My first Masters degree was in development communication and the second focused on social media and social movements. I am currently a PhD candidate with research interest in social media, youth political participation and ethnicity. I have published some papers in peer-reviewed journals and book chapters. I have written two books: Dyed Thoughts, a conversation in and from my Country (2012) and a collection of poems entitled, Blazing Moon; which placed second in the 2015 Association of Nigerian Authors Prize for Poetry.
We are Global Voices! – Serving you as Volunteers’ Representative on the Global Voices Board
During the 10th anniversary of Global Voices I wrote  that:
What struck me and has remained remarkable till now, is the strong family spirit. It’s so natural that despite the great diversity, GV community was built on a strong respect of each individual’s opinion and also world views.
This essentially remains the basis of my commitment to Global Voices. This is also what I hope to bring to the Board. I hope to, together with others, to deepen the links that makes us a unique community. This in my view remains the foundation of our engagement in today's world. As a community we have to constantly serve as bridges that unite and not walls that divide.

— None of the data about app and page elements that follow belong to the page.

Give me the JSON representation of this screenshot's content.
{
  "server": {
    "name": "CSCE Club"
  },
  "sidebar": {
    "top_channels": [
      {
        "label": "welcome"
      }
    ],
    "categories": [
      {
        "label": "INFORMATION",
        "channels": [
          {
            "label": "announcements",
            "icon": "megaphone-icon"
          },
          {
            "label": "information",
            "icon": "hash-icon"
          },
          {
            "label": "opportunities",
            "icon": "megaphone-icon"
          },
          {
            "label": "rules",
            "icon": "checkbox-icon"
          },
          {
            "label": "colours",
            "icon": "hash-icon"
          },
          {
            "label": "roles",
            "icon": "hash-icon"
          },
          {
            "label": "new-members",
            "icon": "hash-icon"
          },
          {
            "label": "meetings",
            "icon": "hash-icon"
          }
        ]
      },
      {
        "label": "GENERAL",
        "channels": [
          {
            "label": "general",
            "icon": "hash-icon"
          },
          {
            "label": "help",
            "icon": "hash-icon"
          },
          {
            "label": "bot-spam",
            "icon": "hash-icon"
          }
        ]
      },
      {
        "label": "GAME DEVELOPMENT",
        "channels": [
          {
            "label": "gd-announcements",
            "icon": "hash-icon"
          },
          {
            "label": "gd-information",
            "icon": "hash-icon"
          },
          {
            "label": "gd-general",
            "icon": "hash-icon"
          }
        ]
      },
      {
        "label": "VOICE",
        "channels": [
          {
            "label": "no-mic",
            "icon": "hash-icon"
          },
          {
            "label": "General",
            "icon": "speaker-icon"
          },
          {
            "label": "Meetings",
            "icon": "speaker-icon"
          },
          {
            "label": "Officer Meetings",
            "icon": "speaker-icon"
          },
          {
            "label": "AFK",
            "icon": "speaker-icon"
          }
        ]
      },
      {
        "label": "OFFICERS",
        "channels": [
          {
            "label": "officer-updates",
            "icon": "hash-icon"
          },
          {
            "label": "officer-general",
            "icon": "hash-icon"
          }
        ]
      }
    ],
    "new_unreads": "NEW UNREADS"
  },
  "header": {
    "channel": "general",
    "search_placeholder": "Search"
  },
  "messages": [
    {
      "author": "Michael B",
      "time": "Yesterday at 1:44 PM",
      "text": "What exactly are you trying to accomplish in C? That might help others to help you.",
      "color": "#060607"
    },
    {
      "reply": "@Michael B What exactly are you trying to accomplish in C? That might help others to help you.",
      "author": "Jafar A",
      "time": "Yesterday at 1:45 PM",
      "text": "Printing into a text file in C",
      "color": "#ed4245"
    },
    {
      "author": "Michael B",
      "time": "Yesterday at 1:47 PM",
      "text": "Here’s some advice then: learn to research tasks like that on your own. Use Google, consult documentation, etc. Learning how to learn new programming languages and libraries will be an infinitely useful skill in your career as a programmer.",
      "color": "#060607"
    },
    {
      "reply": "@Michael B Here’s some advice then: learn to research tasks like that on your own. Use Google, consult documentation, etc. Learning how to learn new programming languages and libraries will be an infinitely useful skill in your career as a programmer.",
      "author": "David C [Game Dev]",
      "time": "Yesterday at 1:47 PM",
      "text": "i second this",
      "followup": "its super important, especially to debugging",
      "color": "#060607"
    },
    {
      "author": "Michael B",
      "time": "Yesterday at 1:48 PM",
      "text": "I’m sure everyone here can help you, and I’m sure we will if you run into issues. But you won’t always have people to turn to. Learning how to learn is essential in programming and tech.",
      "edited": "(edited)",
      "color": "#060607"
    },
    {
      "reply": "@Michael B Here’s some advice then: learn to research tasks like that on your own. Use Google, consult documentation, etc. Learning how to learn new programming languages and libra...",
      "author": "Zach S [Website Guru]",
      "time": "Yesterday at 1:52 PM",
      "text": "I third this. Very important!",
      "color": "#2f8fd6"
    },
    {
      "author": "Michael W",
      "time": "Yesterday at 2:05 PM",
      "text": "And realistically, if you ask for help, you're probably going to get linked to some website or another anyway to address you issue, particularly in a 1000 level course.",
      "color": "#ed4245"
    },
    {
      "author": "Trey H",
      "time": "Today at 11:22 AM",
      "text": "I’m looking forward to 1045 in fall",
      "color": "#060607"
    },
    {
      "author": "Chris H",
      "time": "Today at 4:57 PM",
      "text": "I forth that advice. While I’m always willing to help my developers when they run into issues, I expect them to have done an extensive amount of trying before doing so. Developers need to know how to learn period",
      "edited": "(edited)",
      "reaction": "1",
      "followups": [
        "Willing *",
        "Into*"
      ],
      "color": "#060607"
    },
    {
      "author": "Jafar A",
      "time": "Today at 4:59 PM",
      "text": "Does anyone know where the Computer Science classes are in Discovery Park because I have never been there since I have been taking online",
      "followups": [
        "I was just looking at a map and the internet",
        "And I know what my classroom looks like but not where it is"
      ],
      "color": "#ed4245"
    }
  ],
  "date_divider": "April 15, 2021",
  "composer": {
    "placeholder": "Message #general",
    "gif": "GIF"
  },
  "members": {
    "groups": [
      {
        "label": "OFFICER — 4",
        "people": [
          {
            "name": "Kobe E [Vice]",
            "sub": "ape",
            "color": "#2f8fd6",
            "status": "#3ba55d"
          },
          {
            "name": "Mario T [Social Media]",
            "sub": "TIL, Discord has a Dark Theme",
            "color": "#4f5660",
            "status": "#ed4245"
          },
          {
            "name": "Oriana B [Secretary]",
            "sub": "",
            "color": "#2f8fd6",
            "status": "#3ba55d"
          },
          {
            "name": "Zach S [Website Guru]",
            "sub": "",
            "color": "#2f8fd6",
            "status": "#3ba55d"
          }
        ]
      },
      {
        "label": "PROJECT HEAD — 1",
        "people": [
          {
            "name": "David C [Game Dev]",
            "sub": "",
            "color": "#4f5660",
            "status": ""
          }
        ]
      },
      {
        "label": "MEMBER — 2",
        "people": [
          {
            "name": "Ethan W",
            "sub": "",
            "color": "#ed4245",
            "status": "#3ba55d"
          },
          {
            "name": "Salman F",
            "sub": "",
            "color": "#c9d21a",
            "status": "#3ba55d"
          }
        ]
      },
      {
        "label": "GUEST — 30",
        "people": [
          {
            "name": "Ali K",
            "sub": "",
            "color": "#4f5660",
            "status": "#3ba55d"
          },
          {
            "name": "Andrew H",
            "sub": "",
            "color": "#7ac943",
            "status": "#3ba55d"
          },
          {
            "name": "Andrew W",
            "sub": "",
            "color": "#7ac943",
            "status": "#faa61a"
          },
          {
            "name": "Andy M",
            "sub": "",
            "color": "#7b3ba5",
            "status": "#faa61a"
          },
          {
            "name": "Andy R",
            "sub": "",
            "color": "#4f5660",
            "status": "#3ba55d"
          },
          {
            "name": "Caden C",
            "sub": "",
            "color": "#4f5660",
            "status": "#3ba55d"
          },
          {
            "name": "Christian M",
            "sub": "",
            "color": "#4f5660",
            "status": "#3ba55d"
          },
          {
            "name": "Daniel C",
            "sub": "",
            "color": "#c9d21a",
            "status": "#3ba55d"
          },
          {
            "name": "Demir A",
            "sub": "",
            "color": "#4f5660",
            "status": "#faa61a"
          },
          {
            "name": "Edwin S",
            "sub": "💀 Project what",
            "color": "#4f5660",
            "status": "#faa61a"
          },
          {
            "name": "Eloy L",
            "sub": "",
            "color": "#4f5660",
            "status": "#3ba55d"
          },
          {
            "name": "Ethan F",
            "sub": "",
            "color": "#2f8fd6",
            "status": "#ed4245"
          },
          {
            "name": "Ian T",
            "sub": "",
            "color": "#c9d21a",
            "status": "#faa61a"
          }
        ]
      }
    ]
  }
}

I therefore seek your votes in order to serve you as a volunteers’ representative on the Global Voices Board. I assure you that I will put in the same commitment that has guided all aspects of my engagement within GV since 2011.
We are the Bridge, We are Global Voices!
We narrate history
We tell hidden tales
We’re the voice of the mute
We take it personal
We’re the Bridge
We’re Global Voices! 
  Nwachukwu Egbunike, “The Bridge” in Blazing Moon (2015), p 95